In the home stretch of this exercise on square photography, I believe I will consider it more often than I have in the past. It encourages different thinking and seeing, changes my approach to composition, provides little opportunity for wasted space and pushes me to think graphically and consider black & white. It works well with a wide variety of subjects such as landscapes, portraits, nudes, still life, architecture, details & abstracts.

I learned a bit more about the history of photography and have an even greater appreciation for those who led the way even with what some might view as the limitations of film and formats. I learned more about other photographers whose work and names were less familiar to me, though perhaps they should not have been. And, in my research for this assignment, I “discovered” a photographer whose work I barely knew – Irving Penn. My interest is peaked, and I look forward to learning from and appreciating a different approach to flowers and still life and square and black/white, and so on. To that end, I have two books of his work on the way. We must never stop learning.

I will look back on some images in my files with the possibility of their being stronger as a square or simply different. Remember, I work to put in the rectangle what works best and am mostly happy with the results. There are times when I can’t get in the best position or can’t remove the things that don’t belong because I can’t walk on water. Go figure. Perhaps, in some of those instances, the square will be the better and stronger option. Perhaps not.

Being in the square zone can be “cool.” If you remember, in the mid-eighties there was a song, “Hip to Be Square” by Huey Lewis and the News. Being “square” is often interpreted as conforming, confining and sometimes boring. Being “hip” is the almost the opposite. The song itself was not intended to celebrate being square, but many interpreted it in that way. It played in my mind many times throughout this exercise …  So, the question, “is it hip to be square?” I think so.

Celebrating color and curves of a calla.

Embracing curves and warm tones and textures.

Seeing shapes and hard lines and textures.


If you’re inclined to step into the box, and you can do it, change the image area aspect ratio on your camera to 1:1 and leave it there for an entire day of shooting. If your camera won’t allow this option, shoot a stretch knowing that the objective is to crop every image to the square format. You’ll be surprised at what and how you will see. And, if you are able, resist the temptation to fall back to the comfortable rectangle – at least for that day.

Be strong, be open and creative. You can do this! You’ll be surprised at what you see and learn.

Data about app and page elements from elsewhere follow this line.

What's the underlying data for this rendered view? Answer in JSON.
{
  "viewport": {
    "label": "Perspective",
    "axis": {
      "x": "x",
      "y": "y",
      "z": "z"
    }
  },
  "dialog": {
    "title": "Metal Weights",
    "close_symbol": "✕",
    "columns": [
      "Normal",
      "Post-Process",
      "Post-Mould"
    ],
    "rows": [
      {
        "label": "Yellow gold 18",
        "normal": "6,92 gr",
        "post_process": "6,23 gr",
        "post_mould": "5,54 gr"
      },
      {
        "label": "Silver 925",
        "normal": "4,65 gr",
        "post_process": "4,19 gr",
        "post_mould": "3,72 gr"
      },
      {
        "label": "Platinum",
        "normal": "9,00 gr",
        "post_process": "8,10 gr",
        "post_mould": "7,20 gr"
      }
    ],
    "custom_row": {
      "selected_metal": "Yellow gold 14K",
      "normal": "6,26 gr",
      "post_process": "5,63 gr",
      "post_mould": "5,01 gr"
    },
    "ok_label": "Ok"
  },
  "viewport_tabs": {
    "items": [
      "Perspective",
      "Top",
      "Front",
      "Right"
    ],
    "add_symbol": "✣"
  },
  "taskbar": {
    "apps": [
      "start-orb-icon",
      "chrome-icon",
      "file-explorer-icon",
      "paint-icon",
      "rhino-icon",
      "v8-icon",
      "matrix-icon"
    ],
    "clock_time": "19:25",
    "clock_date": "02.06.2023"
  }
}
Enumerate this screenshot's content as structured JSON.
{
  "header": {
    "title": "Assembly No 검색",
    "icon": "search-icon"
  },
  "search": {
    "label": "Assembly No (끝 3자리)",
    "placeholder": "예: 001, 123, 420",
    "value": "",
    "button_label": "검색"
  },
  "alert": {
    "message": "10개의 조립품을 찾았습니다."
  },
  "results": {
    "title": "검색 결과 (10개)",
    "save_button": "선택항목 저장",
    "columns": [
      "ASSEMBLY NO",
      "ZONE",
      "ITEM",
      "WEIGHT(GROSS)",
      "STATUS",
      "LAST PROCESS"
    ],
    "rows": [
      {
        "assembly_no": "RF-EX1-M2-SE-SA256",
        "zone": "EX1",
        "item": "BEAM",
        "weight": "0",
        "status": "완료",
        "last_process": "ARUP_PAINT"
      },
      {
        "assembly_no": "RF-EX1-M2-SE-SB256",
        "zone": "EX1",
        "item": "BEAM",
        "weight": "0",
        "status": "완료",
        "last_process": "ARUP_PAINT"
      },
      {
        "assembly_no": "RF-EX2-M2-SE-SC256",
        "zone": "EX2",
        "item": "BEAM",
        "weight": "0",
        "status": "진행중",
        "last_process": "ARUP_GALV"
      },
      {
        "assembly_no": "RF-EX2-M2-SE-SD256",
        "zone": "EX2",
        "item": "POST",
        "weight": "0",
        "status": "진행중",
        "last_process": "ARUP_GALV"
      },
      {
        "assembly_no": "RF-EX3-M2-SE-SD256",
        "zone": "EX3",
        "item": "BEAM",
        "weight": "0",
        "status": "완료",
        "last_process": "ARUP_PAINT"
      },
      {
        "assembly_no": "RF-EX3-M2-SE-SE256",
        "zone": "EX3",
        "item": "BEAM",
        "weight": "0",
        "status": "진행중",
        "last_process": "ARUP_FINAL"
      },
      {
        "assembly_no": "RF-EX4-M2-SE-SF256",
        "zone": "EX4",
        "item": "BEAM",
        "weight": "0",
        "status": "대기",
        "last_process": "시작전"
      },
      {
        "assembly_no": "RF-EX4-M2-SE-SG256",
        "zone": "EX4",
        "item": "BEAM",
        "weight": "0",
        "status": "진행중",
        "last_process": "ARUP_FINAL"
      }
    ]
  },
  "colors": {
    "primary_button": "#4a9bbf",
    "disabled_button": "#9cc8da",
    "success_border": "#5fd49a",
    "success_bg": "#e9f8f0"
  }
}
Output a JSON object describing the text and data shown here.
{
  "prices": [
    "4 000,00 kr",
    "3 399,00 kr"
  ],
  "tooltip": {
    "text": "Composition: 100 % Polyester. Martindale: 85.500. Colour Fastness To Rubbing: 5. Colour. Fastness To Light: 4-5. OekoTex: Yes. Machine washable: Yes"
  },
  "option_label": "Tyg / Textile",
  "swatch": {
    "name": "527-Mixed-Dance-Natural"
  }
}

Embrace the square and find the smaller stories.

When put in a box, roll with it.

And when it’s 27 degrees and the pre-dawn light looks like this … go with the flow and celebrate it’s beauty.